Southern Comfort is a fruit, spice and whiskey flavored liqueur made from neutral spirits and produced since 1874—though not always by the modern formula. The brand was created by bartender Martin Wilkes Heron in New Orleans, when he wanted to make a better tasting whiskey.
Southern Comfort has expanded over the years and has several product offerings globally.
In the US Southern Comfort is available as 100 US proof (50% alcohol by volume), and 70 US proof (35% alcohol by volume). Southern Comfort Special Reserve, found in duty-free shops, is a blend of Southern Comfort and bourbon, and is 80 US proof.
Southern Comfort also produces Ready-To-Pour cocktails available in the US including Southern Comfort Sweet Tea, Southern Comfort Hurricane and Southern Comfort Lemonade, which are all 30 proof (15% alcohol by volume).
Southern Comfort Lime released in the Summer of 2010 is 55 proof (27.5% alcohol by volume).
Outside the US, Southern Comfort produces single-serve cocktails including Southern Comfort Lemonade and Lime in the UK, and Southern Comfort and Cola in Australia.
The Brown-Forman Corporation owns the Southern Comfort brand.
Outside of the Americas, Southern Comfort is produced and bottled in Dublin, Ireland.
Southern Comfort was first produced by Irish bartender Martin Wilkes Heron (1850–1920), the son of a boat-builder.
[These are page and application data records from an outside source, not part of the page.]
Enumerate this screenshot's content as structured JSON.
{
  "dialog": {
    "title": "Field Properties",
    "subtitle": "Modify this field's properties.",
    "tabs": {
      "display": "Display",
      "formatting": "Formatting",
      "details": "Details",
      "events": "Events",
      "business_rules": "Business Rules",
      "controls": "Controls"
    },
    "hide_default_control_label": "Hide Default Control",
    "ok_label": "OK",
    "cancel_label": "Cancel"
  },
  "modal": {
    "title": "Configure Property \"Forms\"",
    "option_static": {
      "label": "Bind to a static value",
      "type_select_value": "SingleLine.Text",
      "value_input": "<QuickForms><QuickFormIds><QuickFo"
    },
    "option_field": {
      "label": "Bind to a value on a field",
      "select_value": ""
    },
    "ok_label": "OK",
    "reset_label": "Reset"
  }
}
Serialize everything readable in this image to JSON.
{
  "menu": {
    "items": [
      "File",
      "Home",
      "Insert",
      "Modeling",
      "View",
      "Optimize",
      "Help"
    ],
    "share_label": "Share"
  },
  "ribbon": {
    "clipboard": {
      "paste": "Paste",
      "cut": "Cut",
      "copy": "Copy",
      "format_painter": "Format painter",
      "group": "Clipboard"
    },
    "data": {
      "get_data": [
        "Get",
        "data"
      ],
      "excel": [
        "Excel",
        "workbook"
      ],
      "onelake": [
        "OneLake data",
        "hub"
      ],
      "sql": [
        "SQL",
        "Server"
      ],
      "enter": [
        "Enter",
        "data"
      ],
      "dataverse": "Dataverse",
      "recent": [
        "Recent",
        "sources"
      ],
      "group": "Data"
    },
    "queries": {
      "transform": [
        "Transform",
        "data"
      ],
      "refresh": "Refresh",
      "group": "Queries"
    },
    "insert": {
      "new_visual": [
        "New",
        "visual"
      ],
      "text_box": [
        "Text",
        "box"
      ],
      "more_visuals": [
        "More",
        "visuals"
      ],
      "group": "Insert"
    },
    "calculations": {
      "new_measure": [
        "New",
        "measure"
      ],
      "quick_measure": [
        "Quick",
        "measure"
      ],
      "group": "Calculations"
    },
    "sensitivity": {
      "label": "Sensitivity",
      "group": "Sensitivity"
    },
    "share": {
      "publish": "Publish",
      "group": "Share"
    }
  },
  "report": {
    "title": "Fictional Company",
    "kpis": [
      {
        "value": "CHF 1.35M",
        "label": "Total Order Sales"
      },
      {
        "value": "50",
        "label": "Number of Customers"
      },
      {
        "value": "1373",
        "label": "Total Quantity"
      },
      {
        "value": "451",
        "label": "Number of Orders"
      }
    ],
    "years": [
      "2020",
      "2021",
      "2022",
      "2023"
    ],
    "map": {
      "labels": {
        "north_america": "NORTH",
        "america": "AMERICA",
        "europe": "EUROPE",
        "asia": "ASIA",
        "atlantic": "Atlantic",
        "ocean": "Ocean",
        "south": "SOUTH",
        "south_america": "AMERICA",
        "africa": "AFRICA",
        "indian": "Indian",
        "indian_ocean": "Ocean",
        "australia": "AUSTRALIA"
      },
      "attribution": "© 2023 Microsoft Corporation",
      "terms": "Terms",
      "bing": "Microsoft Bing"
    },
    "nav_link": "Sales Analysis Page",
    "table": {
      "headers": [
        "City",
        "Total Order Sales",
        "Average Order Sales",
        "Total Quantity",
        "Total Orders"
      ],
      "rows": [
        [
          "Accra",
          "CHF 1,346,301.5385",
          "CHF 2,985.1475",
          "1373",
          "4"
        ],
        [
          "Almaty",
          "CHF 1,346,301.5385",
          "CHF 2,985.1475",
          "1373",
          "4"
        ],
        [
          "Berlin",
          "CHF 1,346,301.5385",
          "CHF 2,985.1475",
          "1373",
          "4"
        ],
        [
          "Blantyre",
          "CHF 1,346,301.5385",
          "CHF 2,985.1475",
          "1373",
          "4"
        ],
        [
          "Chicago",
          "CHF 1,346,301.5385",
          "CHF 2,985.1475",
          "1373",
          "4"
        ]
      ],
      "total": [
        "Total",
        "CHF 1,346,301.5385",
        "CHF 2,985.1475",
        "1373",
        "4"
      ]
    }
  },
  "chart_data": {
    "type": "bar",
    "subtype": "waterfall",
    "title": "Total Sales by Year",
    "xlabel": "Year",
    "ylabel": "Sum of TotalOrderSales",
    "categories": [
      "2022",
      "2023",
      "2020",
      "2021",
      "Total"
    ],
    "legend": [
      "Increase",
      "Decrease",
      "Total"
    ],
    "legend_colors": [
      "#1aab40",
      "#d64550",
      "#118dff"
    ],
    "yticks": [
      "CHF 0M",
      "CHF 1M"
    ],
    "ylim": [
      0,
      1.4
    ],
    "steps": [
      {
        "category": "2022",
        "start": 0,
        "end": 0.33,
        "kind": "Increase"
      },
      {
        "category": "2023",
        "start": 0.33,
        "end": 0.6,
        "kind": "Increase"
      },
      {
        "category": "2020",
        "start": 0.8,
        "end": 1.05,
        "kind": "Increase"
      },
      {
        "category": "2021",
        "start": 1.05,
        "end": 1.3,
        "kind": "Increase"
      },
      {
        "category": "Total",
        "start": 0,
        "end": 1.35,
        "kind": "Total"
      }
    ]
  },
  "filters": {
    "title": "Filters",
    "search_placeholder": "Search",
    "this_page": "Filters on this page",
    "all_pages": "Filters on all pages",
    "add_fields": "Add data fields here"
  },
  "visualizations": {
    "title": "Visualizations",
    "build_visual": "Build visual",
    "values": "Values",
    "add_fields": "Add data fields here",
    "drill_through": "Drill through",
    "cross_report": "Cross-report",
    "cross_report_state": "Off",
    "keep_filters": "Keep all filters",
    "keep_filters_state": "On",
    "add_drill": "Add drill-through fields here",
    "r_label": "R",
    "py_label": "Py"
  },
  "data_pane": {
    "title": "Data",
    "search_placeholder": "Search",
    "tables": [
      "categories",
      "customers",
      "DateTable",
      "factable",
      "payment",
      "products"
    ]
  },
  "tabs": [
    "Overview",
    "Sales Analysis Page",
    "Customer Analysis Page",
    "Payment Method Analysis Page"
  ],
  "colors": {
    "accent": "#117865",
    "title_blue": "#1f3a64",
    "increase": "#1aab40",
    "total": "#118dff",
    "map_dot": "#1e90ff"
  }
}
Legend says it was created and sold at McCauley’s Tavern at the corner of Richard and St. Peter Street in the French Quarter of New Orleans, Louisiana. However, St. Peter Street and Richard Street do not intersect, though Richard Street does intersect with S. Peters Street in the Lower Garden District near the Mississippi River. According to the New Orleans Convention & Visitors Bureau, McCauley's Tavern was "just off Bourbon Street," and the original form of the drink was called "Cuffs and Buttons."
Heron moved to Memphis, Tennessee in 1889, patented his creation, and began selling it in sealed bottles with the slogan "None Genuine But Mine" and "Two per customer. No Gentleman would ask for more." Southern Comfort won the gold medal at the 1904 World's Fair in St. Louis, Missouri.
In an episode of The Thirsty Traveler entitled "A River of Whiskey," spirits historian Chris Morris describes the original recipe of Southern Comfort. Heron began with good-quality bourbon and would add: "An inch of vanilla bean, about a quarter of a lemon, half of a cinnamon stick, four cloves, a few cherries, and an orange bit or two. He would let this soak for days. And right when he was ready to finish, he would add his sweetener: he liked to use honey."